One advantage of a Brazilian rain tree is its resistance to diseases and pests. Sometimes spider mites and aphids try to take up housekeeping in a Brazilian rain tree, particularly those kept indoors. A spray of neem oil or a simple spray made with dish soap can usually keep those unwelcome guests at bay.
Root nematodes can also pose issues, especially for trees that reside outside in contact with the ground. It’s always a good idea to keep bonsai off the ground during the growing season.
The Brazilian rain tree’s natural growth habit lends itself well to styling as a formal upright or informal upright bonsai. Indeed, these styles are the most popular for this species. We also see other styles, such as cascades or twin trunks and clumps, occasionally used .

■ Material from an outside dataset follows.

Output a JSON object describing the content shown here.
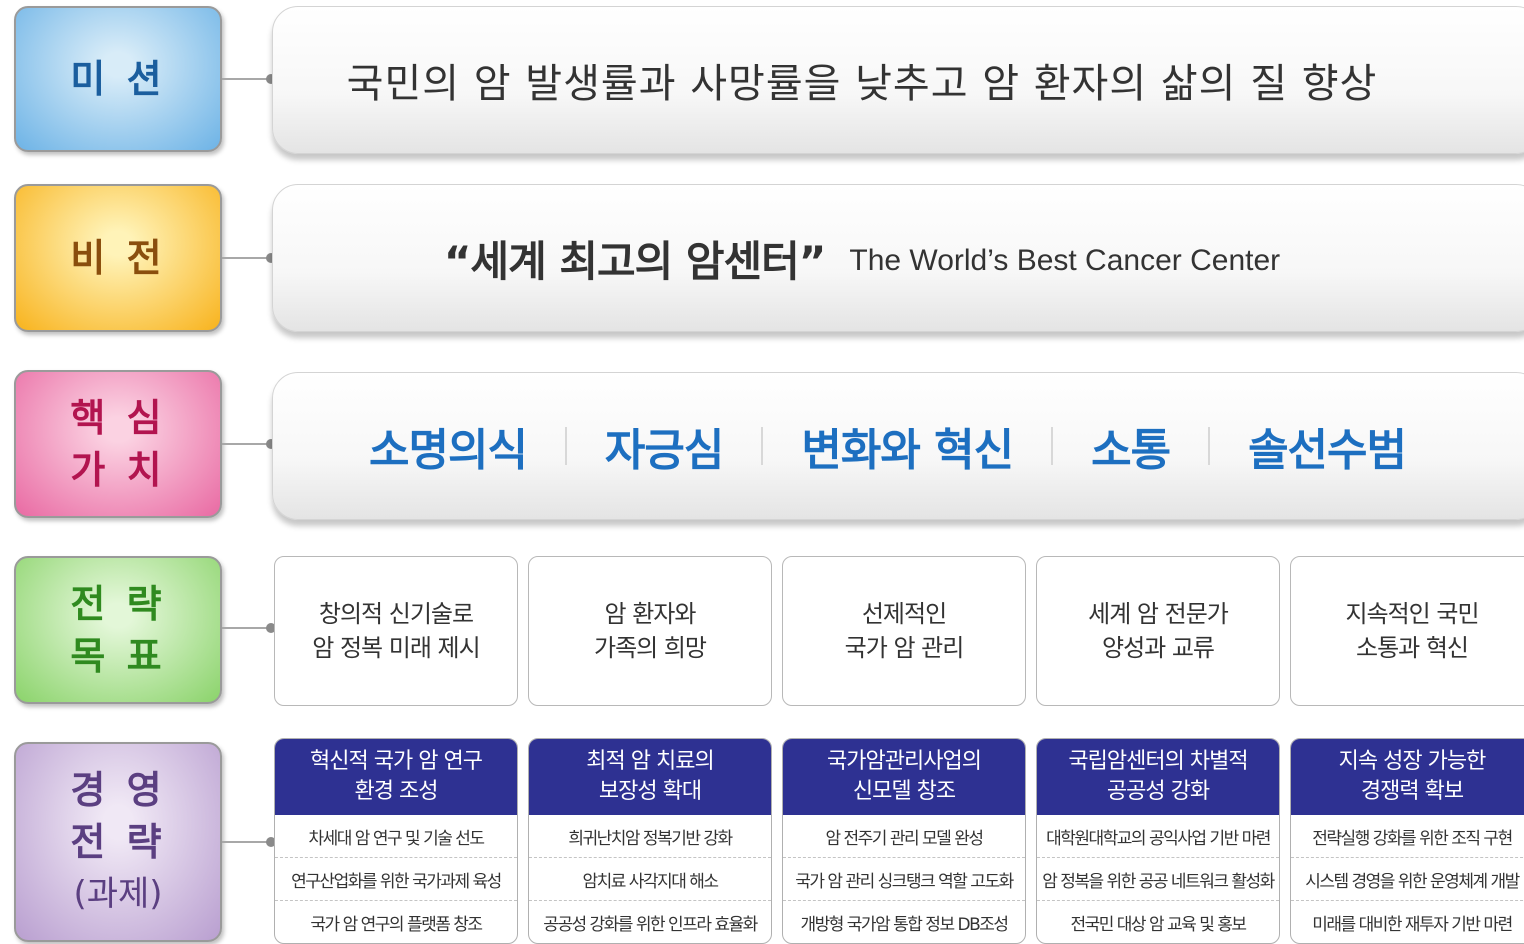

Pruning & Repotting
It’s important for owners of Brazilian rain tree bonsai to know that these trees are susceptible to dieback when pruning. This means that if a branch is trimmed closely, the desirable adjoining area of that branch will likely die back to the next node. For this reason, don’t use concave cutters with Brazilian rain trees and always leave a stub of the branch being trimmed. The stub can be removed once it completely withers and dies.
Repot rain trees every two years in the spring or early summer. After repotting, keep the tree in a shaded location for a week or so to recover from the stress before gradually moving it back into the sun.

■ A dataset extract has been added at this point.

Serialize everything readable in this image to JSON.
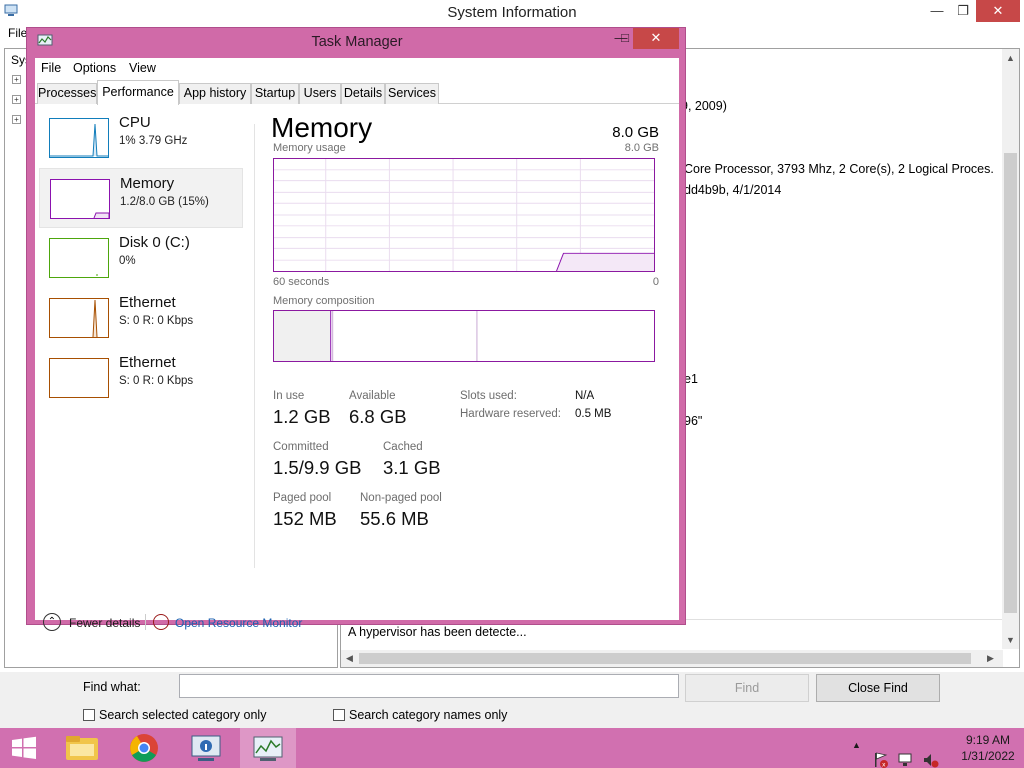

Wiring Brazilian rain trees is possible, however the thorns and the delicate leaflets make the task difficult. Some hobbyists defoliate trees and remove thorns prior to major wiring work. However, most enthusiasts prefer to shape these trees using guy wires instead of wiring the tree branches.
Brazilian rain trees also respond well to techniques such as air layering. I’m planning to try this in the spring with my own Brazilian rain tree, pictured in the feature photo. I’ve identified a branch about a third of the distance from the top that will make an excellent leader, introduce needed trunk taper, and result in a tree with better balance. If my air layer is successful, I will have not one, but two nice Brazilian rain tree bonsai!
Acquiring a Rain Tree
The Brazilian rain tree is a tropical tree not commonly found in the U.S. except for its use as bonsai. Don’t expect to find it at a typical nursery or garden center. Retailers specializing in bonsai are the best sources for enthusiasts who want to acquire either a pre bonsai or a more mature rain tree specimen.
Keep in mind that these trees are rather pricey. If you are still a relative beginner to the hobby, look to find a decently priced nicely sized pre bonsai. Rain trees are rapid growers, so with a few short years of training, you can develop a respectable Brazilian rain tree bonsai.
The Brazilian rain tree is a popular bonsai species, suitable for beginners beginning to branch out from their early success with other species. Its tiny leaves, interesting bark and twisting growth habit make it an excellent bonsai subject.